“I can confirm this is what has been written since Day 8 of the hunger strike at Calipatria State Prison. The men are going until they die, they have said. It hurts so much because my loved one is one of those men in there.”
On Oct. 2, the hunger strikers at Calipatria issued the following statement:
“From Calipatria ASU: SOLIDARITY IN PROTEST:
“We are currently housed in Calipatria State Prison, in Southern California, where hundreds of men are going on Day 8 of a ‘solid food hunger strike’ in protest of the cruel and unusual punishment and the abuse of authority this prison has been doing.
“For over 20 years, CDCR (California Department of Corrections and – so-called – Rehabilitation) has been targeting all races amongst its prison population and handing out ‘indeterminate sentences’ in segregation like it’s the thing to do. This means that we’re being placed in solitary confinement against our will – secluded from the world: isolation. We are labeled as validated gang members who are alleged to have ties with prison gangs.
“CDCR has their institutional gang investigators (IGI) determine whether a person’s a ‘validated gang member’ or not. They have been known to be conspiring with one another and fabricating evidence to falsely prove a validation. Their main sources are debriefers (snitches) who will sell out their own mother if they had to. Once validated, one can only find their way out of this ‘torturous and inhumane’ act of punishment by breaking people down by giving us three options – ‘parole, debrief or DIE.’
“It costs taxpayers $56,000 to house an individual in segregation annually and there’s over 3,000 ‘clients’ confined in isolation. Do the math. What we have here is CDCR’s vague and misconstrued justification of their interpretation of their policies.
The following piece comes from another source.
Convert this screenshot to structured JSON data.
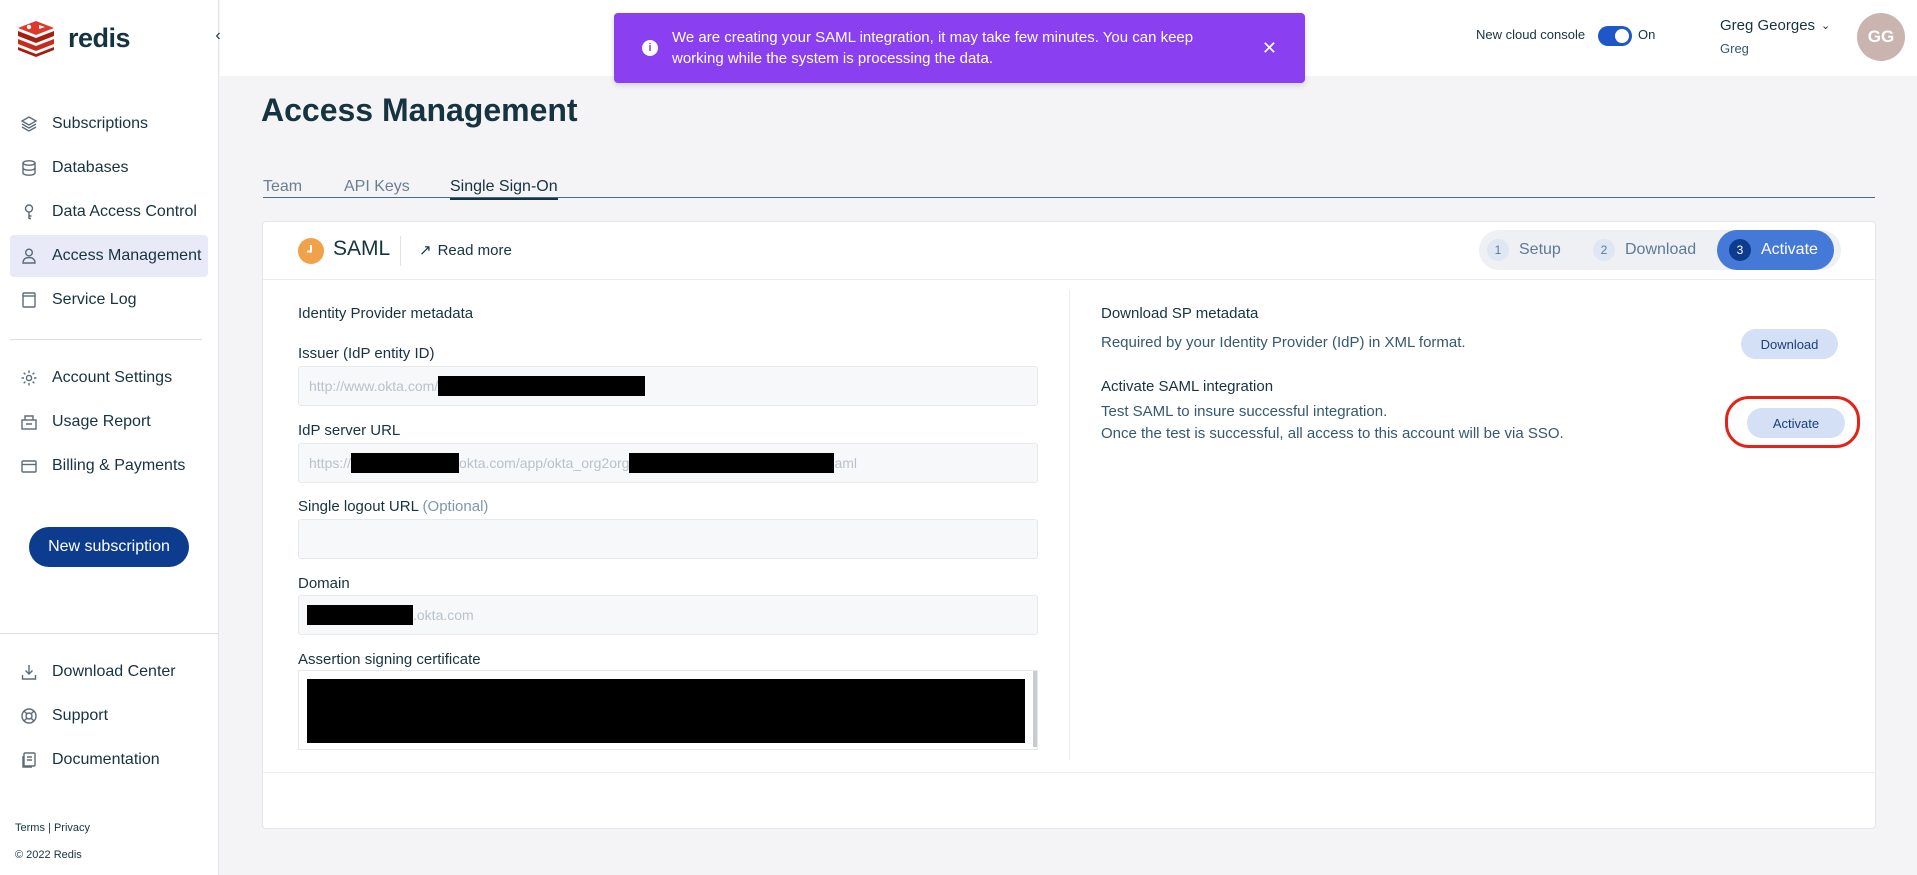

Their objective to validating us as ‘prison gang members’ isn’t to protect the general population, but rather to insure and guarantee that Hotel California’s Segregation Units have no vacancies so CDCR can keep those fat checks rolling in.
Their objective to validating us as ‘prison gang members’ isn’t to protect the general population, but rather to insure and guarantee that Hotel California’s Segregation Units have no vacancies so CDCR can keep those fat checks rolling in.
“Like we mentioned in the beginning, we write this with inspiration from reading about the men and women standing up in unity to peacefully protest for what they believe in. As the world revolves, so does the generation of human rights. It doesn’t always take war to get your point across, which is why we stand strong in solidarity on this hunger strike.
“We have three options … and if our voices aren’t heard, the third option will be the likely one.
“Respectfully, Fellow hunger strikers at Calipatria State Prison ASU, Oct. 2, 2011”
Prisoner Hunger Strike Solidarity, Oct. 15, 2011 – Prisoners at Calipatria State Prison have decided to temporarily end their hunger strike to regain strength. Hunger strikers were subject to extreme retaliation at the hands of Warden Leland McEwen and guards, including withholding water and vitamins. Reports from prisoners indicated that many men were collapsing in their cells and that the guards were doing nothing when alerted. A family member said that the infirmary there was full and that prisoners needing medical care were being transferred to Centinela.
It is becoming apparent that Calipatria is basically used as a stepping stone to Pelican Bay or other California SHUs. A majority of the men held there have been validated as gang members and have effectively been given SHU status. Some spend as long as four years in solitary confinement, awaiting transfer. Calipatria has virtually no programming for prisoners, and prisoners frequently have nothing in their cells to enrich their days. The prison has prohibited radios and television, which violates CDCR policy. The hunger strikers have added these items to their demands.
As prisoners throughout California continue their struggle for human rights and against torture, we must keep up the pressure on Gov. Jerry Brown and the CDCR, as the five core demands have only been minimally addressed.